THE DATA:
****************
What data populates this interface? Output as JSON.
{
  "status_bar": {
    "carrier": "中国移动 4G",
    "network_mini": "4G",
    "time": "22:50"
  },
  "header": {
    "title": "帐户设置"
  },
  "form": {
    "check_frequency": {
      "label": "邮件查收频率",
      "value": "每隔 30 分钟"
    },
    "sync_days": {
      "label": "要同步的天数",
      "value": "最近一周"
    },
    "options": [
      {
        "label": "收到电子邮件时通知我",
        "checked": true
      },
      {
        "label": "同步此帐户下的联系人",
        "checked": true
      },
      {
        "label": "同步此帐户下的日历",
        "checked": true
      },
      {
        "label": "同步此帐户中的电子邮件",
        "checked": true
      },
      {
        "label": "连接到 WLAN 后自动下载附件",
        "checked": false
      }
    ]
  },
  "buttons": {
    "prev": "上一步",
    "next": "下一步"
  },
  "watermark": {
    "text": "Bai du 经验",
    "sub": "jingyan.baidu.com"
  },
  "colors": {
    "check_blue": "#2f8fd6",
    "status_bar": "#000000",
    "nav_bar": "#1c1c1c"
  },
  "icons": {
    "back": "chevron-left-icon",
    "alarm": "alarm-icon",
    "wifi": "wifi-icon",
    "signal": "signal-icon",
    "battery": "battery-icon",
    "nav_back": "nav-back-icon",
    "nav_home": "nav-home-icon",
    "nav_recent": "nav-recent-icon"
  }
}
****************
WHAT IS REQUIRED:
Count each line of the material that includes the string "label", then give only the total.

RESPONSE TO THE TASK:
7